A watch is a bit like an iceberg: what you see on top is just a small part, and under the surface there is a vast amount of design, experience and technology. Montblanc’s Heritage Chronométrie ExoTourbillon Minute Chronograph offers the perfect example. It is powered by the new MB R230 movement, designed and built at the Villeret manufacture, which has 157 years of tradition behind it, and a massive technical heritage: for example, it is one of the few manufactures capable of making the tiny balance spring that lies at the heart of every mechanical watch.
In this piece, the monopusher chronograph function has been added to the ExoTourbillon, originally created in 2010. A tourbillon improves precision by compensating for the effects of gravity on the balance wheel, and the ExoTourbillon is a Montblanc speciality in which the cage that normally encloses the balance has been separated and placed underneath, reducing the weight of the cage and making the balance more visible. The tourbillon is given pride of place at the bottom of the dial. Just above, the two chronograph subdials have a very effective design, with semicircular scales and hands of different lengths so that they correspond to the respective scales. The date is shown on a circular scale, at the centre of which are the hour and minute hands, in a vertically offset position. Other innovative features include the stop-second function for precision setting, and the single pusher on the left side of the case, which cycles through chronograph start, stop and reset functions. It is a superb piece, and – considering its complexity and finish – it has a very attractive price.

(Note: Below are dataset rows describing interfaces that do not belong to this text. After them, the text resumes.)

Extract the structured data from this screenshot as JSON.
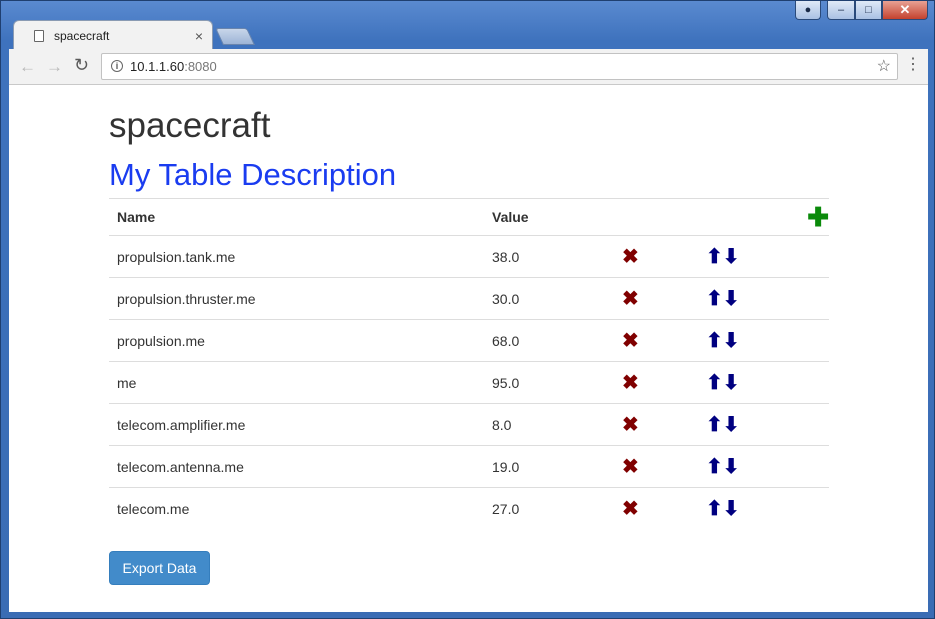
{
  "browser": {
    "tab_title": "spacecraft",
    "tab_close": "×",
    "url_host": "10.1.1.60",
    "url_port": ":8080",
    "window_controls": {
      "minimize": "–",
      "maximize": "□",
      "close": "✕"
    }
  },
  "page": {
    "app_title": "spacecraft",
    "table_title": "My Table Description",
    "columns": {
      "name": "Name",
      "value": "Value"
    },
    "rows": [
      {
        "name": "propulsion.tank.me",
        "value": "38.0"
      },
      {
        "name": "propulsion.thruster.me",
        "value": "30.0"
      },
      {
        "name": "propulsion.me",
        "value": "68.0"
      },
      {
        "name": "me",
        "value": "95.0"
      },
      {
        "name": "telecom.amplifier.me",
        "value": "8.0"
      },
      {
        "name": "telecom.antenna.me",
        "value": "19.0"
      },
      {
        "name": "telecom.me",
        "value": "27.0"
      }
    ],
    "export_label": "Export Data"
  },
  "icons": {
    "add": "plus-icon",
    "delete": "x-icon",
    "move_up": "arrow-up-icon",
    "move_down": "arrow-down-icon"
  },
  "colors": {
    "table_title": "#1a3cf0",
    "delete_icon": "#800000",
    "arrow_icon": "#000080",
    "add_icon": "#0a8a0a",
    "export_button": "#428bca"
  }
}
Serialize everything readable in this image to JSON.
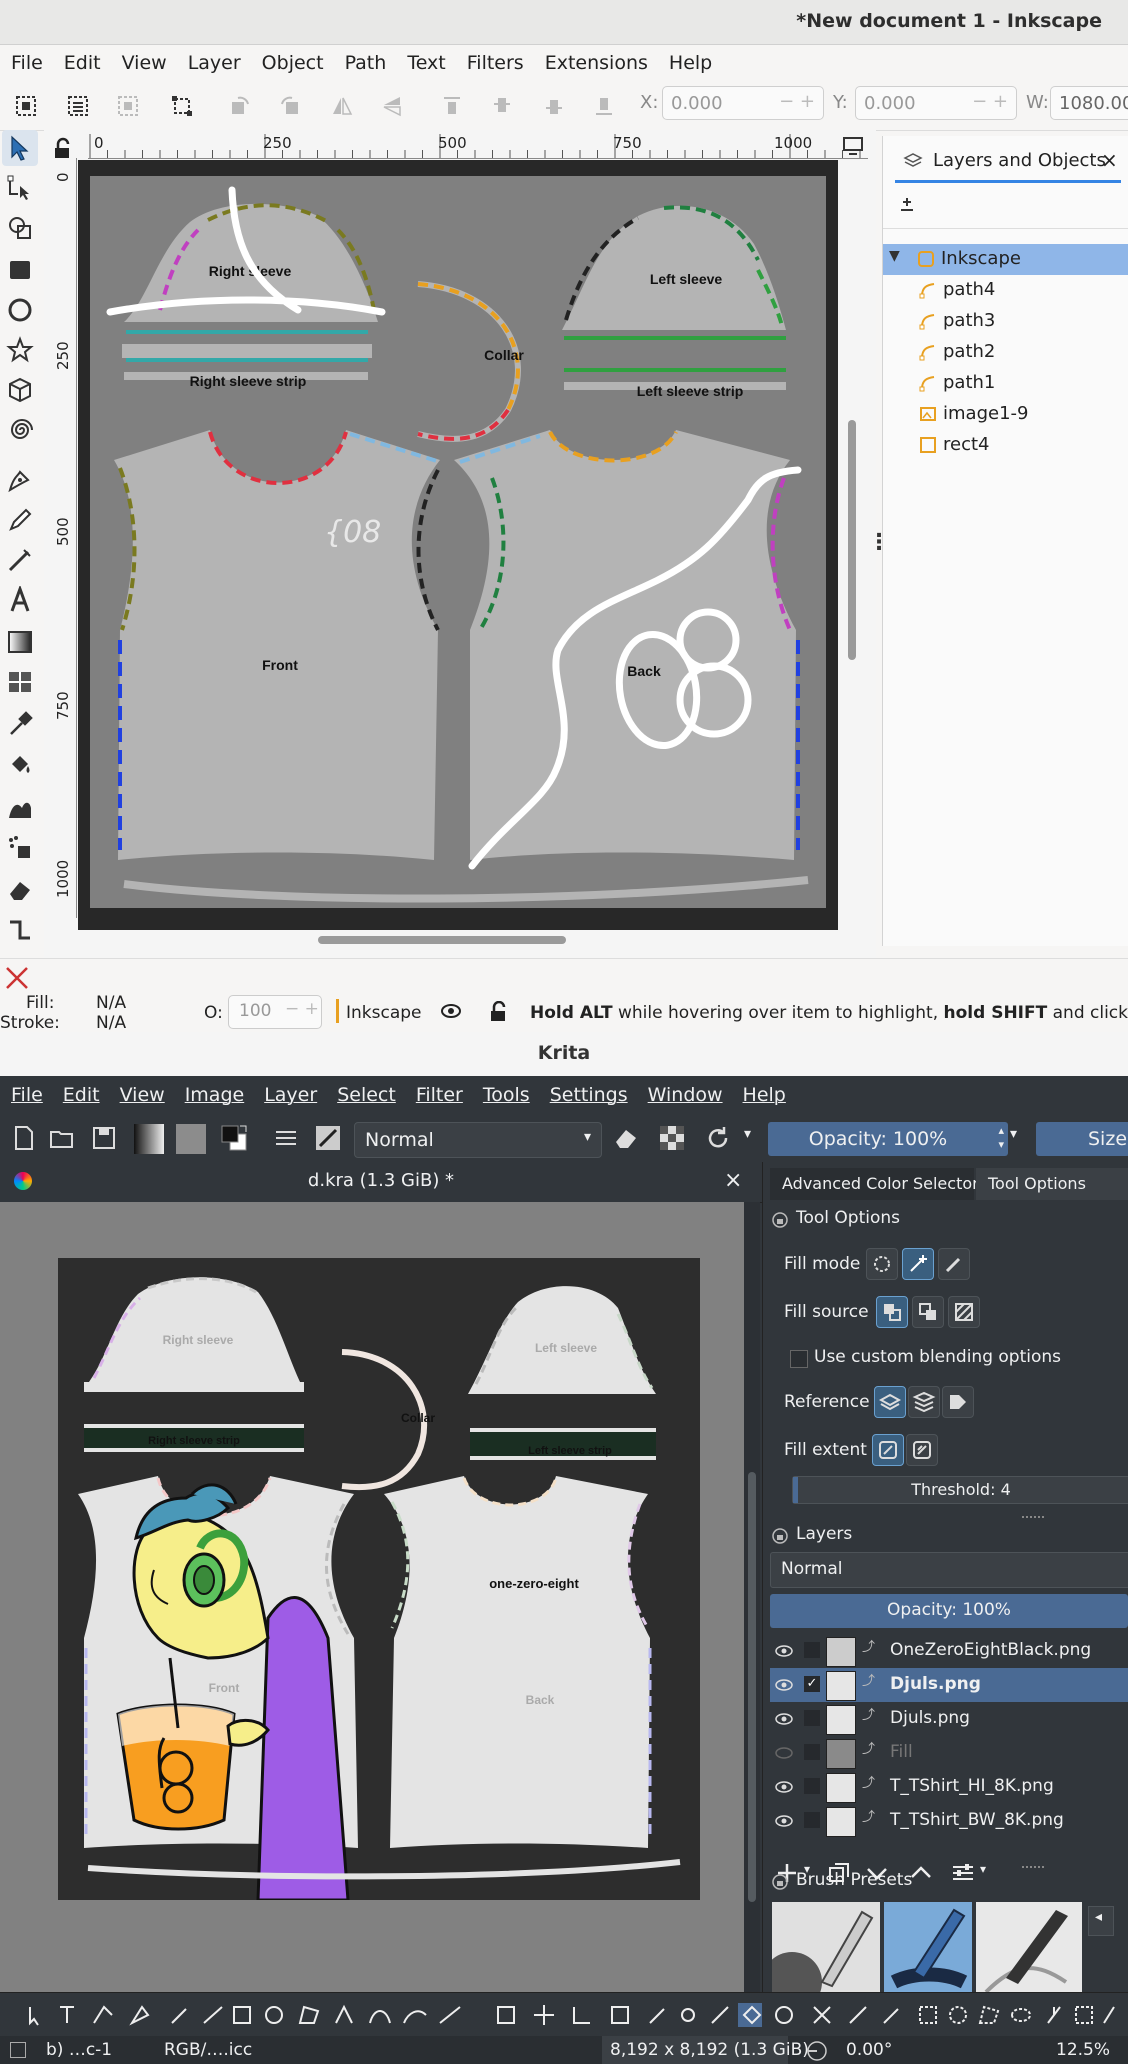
{
  "inkscape": {
    "window_title": "*New document 1 - Inkscape",
    "menu": [
      "File",
      "Edit",
      "View",
      "Layer",
      "Object",
      "Path",
      "Text",
      "Filters",
      "Extensions",
      "Help"
    ],
    "coords": {
      "x_label": "X:",
      "x_value": "0.000",
      "y_label": "Y:",
      "y_value": "0.000",
      "w_label": "W:",
      "w_value": "1080.00"
    },
    "ruler_top": [
      "0",
      "250",
      "500",
      "750",
      "1000"
    ],
    "ruler_left": [
      "0",
      "250",
      "500",
      "750",
      "1000"
    ],
    "canvas_labels": {
      "right_sleeve": "Right sleeve",
      "right_sleeve_strip": "Right sleeve strip",
      "collar": "Collar",
      "left_sleeve": "Left sleeve",
      "left_sleeve_strip": "Left sleeve strip",
      "front": "Front",
      "back": "Back"
    },
    "dialog": {
      "tab_label": "Layers and Objects",
      "close": "×",
      "layers": [
        {
          "name": "Inkscape",
          "icon": "layer-icon",
          "selected": true,
          "expanded": true
        },
        {
          "name": "path4",
          "icon": "path-icon"
        },
        {
          "name": "path3",
          "icon": "path-icon"
        },
        {
          "name": "path2",
          "icon": "path-icon"
        },
        {
          "name": "path1",
          "icon": "path-icon"
        },
        {
          "name": "image1-9",
          "icon": "image-icon"
        },
        {
          "name": "rect4",
          "icon": "rect-icon"
        }
      ]
    },
    "status": {
      "fill_label": "Fill:",
      "fill_value": "N/A",
      "stroke_label": "Stroke:",
      "stroke_value": "N/A",
      "opacity_label": "O:",
      "opacity_value": "100",
      "layer_name": "Inkscape",
      "hint_bold1": "Hold ALT",
      "hint_text1": " while hovering over item to highlight, ",
      "hint_bold2": "hold SHIFT",
      "hint_text2": " and click to hi"
    }
  },
  "krita": {
    "window_title": "Krita",
    "menu": [
      "File",
      "Edit",
      "View",
      "Image",
      "Layer",
      "Select",
      "Filter",
      "Tools",
      "Settings",
      "Window",
      "Help"
    ],
    "blend_mode": "Normal",
    "opacity": "Opacity: 100%",
    "size": "Size:",
    "doc_tab": "d.kra (1.3 GiB) *",
    "doc_close": "×",
    "canvas_labels": {
      "right_sleeve": "Right sleeve",
      "right_sleeve_strip": "Right sleeve strip",
      "collar": "Collar",
      "left_sleeve": "Left sleeve",
      "left_sleeve_strip": "Left sleeve strip",
      "front": "Front",
      "back": "Back",
      "chest_text": "one-zero-eight"
    },
    "dock_tabs": [
      "Advanced Color Selector",
      "Tool Options"
    ],
    "tool_options": {
      "header": "Tool Options",
      "fill_mode": "Fill mode",
      "fill_source": "Fill source",
      "custom_blend": "Use custom blending options",
      "reference": "Reference",
      "fill_extent": "Fill extent",
      "threshold": "Threshold: 4",
      "threshold_value": 4
    },
    "layers_docker": {
      "header": "Layers",
      "blend_mode": "Normal",
      "opacity": "Opacity:  100%",
      "layers": [
        {
          "name": "OneZeroEightBlack.png",
          "visible": true,
          "selected": false,
          "checked": false
        },
        {
          "name": "Djuls.png",
          "visible": true,
          "selected": true,
          "checked": true
        },
        {
          "name": "Djuls.png",
          "visible": true,
          "selected": false,
          "checked": false
        },
        {
          "name": "Fill",
          "visible": false,
          "selected": false,
          "checked": false
        },
        {
          "name": "T_TShirt_HI_8K.png",
          "visible": true,
          "selected": false,
          "checked": false
        },
        {
          "name": "T_TShirt_BW_8K.png",
          "visible": true,
          "selected": false,
          "checked": false
        }
      ]
    },
    "brush_presets": "Brush Presets",
    "status": {
      "left1": "b) …c-1",
      "left2": "RGB/….icc",
      "dimensions": "8,192 x 8,192 (1.3 GiB)",
      "rotation": "0.00°",
      "zoom": "12.5%"
    }
  }
}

Montblanc Heritage Chronometrie ExoTourbillon
The Panerai Mare Nostrum Titanio 52 mm is a perfect example of the brand’s colourful history. It is a re-edition of a 1943 chronograph that Panerai, at that time based in Florence, supplied to the Royal Italian Navy, and it mirrors the unique appearance of the historical piece – above all its massive size, 52 mm in diameter – while incorporating contemporary technology. The case is in titanium, much lighter than the original steel, and it houses a new hand-wound manufacture movement, the OP XXV calibre.

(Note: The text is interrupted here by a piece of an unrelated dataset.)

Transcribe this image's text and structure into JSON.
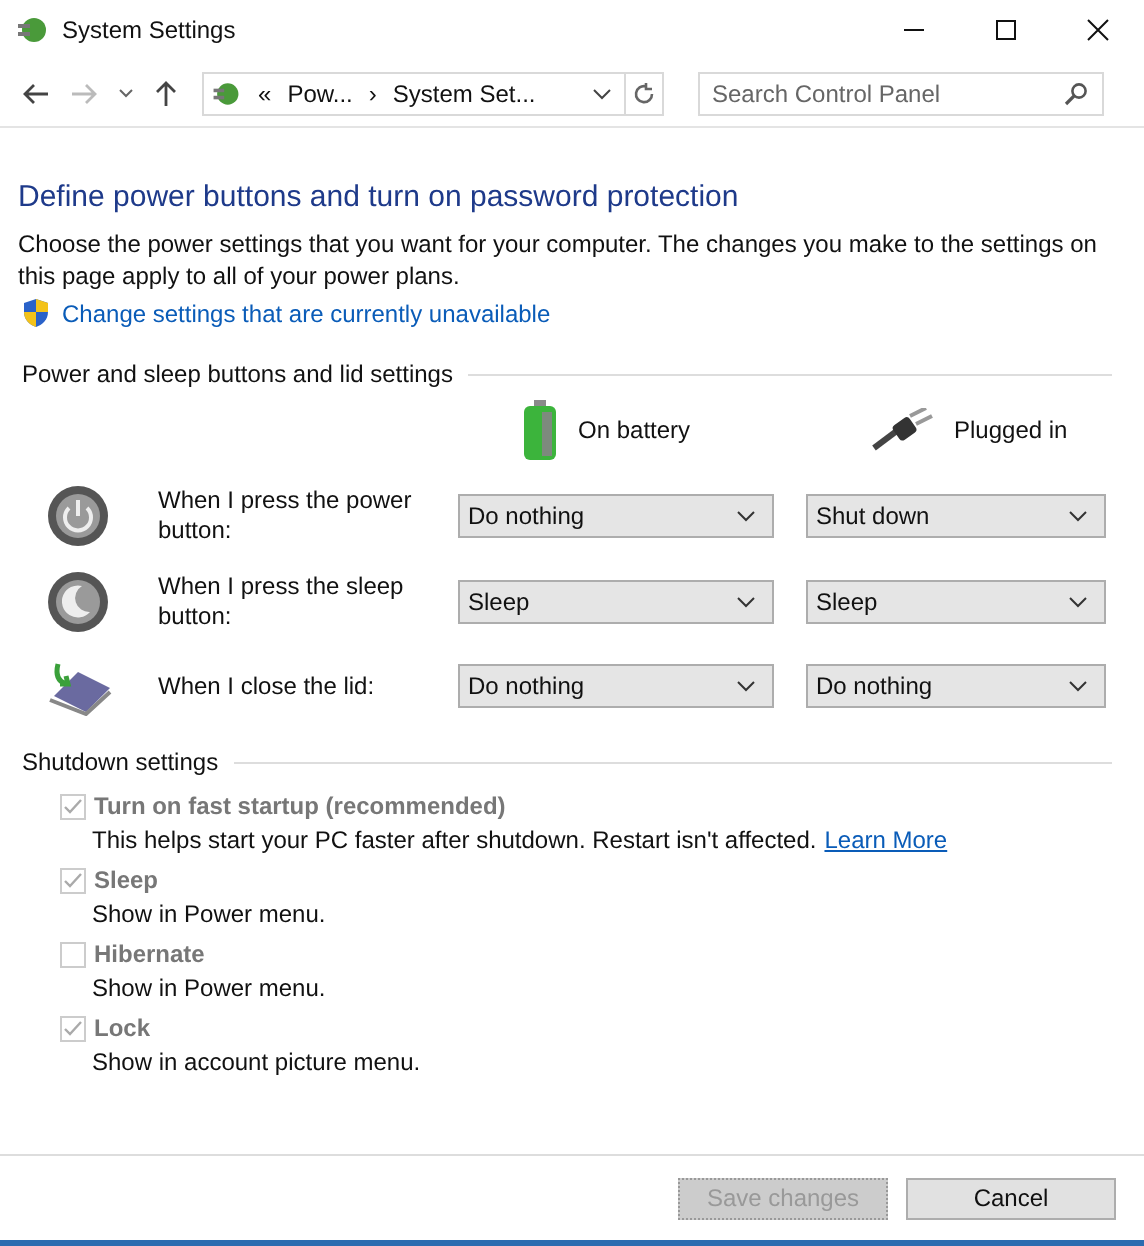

Panerai Mare Nostrum Titanio 52mm
IWC Schaffhausen followed the same sort of approach with the 75th anniversary edition of the Portugieser Hand-Wound Eight Days, one of the first versions of the original Portugieser dating to 1940. The dial looks very similar to the historical precedent, with the old-style International Watch Co. logo, the stylised numerals, and the small seconds subdial at 6 o’clock. New features comprise a small date window at the bottom edge of the dial, the lovely Santoni strap with orange lining, and the fabulous calibre 59215 movement visible through the sapphire caseback. A beautiful piece, available in two limited editions, in red gold and stainless steel.
the 75th edition of the Portugieser Hand-Wound Eight Days by IWC Schaffausen
At first sight, Omega’s Speedmaster Silver Snoopy looks like a classic chronograph with depictions of the world’s favourite dog, dozing on the small seconds subdial on the front and floating through space on the caseback. But it is a watch that expresses a small portion of the brand’s huge heritage, running back to 1848, and the more you look at it, the more you discover. The first 14 seconds of the chapter ring are accompanied by the lettering ‘What can you do in 14 seconds?’ which refers to the Apollo 13 emergency, when astronaut Jack Swigert used his Speedmaster to time a 14-second engine ignition that helped get the damaged spacecraft back to earth. At the centre of the dial, Snoopy is dreaming the words ‘Failure is not an option,’ a quote from the Apollo 13 movie. The caseback is designed to resemble the Silver Snoopy Award, designed by Charles Schulz, and given to individuals who made a notable contribution to the Apollo space programme. After Apollo 13, it was awarded to Omega. It’s a lovely, eminently collectable piece.
Speedmaster Silver Snoopy by Omega